| ASSIGNMENT |
Say how many lines of the material include "data". Give the number without any other text.

======== MATERIAL TO PROCESS ========

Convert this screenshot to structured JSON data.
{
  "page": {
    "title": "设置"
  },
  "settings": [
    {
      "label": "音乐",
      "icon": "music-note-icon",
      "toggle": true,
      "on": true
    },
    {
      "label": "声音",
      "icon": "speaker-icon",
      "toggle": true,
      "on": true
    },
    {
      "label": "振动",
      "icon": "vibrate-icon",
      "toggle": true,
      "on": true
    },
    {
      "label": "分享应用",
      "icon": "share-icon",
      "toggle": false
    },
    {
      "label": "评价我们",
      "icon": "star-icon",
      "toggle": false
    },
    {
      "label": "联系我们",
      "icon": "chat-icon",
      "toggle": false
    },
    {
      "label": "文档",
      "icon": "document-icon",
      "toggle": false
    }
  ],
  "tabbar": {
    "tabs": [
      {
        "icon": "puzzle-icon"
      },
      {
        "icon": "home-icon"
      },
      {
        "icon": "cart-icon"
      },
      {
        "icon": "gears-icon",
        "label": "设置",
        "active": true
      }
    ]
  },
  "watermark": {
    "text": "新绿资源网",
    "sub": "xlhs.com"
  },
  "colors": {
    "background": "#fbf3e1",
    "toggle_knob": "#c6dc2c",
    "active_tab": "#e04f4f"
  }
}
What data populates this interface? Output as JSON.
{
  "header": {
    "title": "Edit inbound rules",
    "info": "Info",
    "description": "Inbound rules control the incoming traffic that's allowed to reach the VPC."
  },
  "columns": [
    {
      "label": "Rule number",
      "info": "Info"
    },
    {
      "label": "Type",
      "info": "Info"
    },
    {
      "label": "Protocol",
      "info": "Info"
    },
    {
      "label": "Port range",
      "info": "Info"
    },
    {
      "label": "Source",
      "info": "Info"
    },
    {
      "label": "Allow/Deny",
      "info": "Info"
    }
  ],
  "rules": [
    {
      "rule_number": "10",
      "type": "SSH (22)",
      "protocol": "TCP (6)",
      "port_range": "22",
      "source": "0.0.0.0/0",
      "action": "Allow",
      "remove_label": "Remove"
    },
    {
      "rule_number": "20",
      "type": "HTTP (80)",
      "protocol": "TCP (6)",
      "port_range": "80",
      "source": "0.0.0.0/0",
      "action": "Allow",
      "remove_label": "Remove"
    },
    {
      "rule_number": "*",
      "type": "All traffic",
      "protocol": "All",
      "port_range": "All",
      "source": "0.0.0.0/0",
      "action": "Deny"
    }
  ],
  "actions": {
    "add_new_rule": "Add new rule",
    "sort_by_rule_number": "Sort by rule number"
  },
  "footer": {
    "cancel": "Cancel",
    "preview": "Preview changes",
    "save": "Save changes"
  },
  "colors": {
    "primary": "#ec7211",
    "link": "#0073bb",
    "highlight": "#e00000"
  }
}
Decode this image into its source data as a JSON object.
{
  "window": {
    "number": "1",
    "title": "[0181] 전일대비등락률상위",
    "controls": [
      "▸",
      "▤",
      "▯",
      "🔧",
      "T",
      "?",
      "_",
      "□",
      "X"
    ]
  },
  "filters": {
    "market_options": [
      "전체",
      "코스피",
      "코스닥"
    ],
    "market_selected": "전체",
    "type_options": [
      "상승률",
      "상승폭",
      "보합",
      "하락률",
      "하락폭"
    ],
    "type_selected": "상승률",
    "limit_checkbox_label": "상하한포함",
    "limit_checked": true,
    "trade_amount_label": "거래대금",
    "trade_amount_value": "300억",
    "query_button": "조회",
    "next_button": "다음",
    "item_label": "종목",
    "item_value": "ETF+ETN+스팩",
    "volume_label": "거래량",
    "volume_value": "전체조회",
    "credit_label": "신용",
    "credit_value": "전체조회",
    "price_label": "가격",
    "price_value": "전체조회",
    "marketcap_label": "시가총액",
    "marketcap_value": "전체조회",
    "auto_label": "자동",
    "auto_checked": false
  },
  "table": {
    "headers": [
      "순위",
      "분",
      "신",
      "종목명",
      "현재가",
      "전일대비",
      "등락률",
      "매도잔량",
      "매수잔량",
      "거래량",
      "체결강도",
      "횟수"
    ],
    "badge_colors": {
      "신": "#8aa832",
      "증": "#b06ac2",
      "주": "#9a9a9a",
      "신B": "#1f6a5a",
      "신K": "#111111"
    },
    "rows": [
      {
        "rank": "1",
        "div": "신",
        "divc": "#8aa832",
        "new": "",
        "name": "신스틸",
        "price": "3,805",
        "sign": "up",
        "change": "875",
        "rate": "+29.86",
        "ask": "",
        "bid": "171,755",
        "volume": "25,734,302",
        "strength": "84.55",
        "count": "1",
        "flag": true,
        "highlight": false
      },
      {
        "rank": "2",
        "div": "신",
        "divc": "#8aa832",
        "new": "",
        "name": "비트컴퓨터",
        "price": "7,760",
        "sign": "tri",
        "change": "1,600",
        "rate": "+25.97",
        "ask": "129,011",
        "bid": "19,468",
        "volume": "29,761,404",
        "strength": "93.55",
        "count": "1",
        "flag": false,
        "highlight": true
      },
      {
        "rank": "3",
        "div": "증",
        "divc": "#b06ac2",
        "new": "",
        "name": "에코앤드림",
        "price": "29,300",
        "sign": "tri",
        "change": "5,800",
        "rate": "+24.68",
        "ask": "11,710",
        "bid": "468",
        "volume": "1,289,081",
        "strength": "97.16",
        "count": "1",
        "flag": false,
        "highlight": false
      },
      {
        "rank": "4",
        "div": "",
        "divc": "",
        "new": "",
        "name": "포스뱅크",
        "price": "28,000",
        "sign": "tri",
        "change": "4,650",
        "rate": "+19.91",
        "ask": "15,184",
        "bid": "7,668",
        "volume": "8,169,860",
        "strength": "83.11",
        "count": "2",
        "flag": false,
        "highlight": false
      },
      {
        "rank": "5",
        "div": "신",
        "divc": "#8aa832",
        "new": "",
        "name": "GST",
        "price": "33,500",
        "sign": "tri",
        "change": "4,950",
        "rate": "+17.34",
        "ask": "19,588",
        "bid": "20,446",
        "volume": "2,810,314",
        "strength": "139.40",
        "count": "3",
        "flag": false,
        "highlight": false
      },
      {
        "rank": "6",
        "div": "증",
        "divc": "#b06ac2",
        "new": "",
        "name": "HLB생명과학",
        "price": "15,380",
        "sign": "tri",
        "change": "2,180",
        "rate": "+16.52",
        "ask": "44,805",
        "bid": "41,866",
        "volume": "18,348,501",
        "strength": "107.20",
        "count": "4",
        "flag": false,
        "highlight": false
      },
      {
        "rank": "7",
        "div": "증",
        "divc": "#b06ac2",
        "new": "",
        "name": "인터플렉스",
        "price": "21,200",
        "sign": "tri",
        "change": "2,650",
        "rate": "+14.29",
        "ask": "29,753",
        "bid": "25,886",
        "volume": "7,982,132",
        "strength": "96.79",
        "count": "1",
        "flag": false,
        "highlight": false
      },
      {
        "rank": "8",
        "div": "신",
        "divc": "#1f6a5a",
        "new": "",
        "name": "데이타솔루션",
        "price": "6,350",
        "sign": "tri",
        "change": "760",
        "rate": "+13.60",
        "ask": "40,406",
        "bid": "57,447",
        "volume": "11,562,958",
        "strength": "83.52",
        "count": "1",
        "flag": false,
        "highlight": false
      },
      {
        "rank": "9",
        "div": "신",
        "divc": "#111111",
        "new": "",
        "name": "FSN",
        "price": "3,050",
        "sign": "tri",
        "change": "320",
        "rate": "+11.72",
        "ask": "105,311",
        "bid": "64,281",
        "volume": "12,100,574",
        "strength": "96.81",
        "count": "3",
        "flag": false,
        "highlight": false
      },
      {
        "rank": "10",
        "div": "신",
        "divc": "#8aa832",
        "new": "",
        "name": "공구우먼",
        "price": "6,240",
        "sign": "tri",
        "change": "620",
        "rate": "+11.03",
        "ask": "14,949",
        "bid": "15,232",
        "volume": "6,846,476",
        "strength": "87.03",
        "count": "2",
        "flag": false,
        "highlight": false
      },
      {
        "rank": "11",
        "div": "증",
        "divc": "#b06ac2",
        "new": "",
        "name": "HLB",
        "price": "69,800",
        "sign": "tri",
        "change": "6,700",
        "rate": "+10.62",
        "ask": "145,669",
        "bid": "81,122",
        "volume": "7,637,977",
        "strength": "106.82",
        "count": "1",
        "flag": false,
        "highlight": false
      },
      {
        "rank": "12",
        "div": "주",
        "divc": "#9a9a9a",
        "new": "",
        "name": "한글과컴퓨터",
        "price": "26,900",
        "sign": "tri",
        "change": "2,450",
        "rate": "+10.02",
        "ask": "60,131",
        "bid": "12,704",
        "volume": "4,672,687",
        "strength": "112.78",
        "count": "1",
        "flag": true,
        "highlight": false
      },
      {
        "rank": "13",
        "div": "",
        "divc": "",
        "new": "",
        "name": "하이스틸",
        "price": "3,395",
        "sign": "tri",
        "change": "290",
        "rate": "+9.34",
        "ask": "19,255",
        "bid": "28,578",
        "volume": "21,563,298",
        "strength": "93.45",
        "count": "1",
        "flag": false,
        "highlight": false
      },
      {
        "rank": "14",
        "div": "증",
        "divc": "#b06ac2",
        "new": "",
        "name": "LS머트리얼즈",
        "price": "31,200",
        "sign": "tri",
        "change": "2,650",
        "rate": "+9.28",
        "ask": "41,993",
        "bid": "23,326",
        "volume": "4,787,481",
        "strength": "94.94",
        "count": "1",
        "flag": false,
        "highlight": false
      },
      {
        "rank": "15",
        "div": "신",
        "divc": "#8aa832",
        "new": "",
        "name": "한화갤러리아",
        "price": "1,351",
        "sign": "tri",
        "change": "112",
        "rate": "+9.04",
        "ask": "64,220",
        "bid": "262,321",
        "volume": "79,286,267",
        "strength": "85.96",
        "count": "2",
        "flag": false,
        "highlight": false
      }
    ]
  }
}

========

| SOLUTION |
3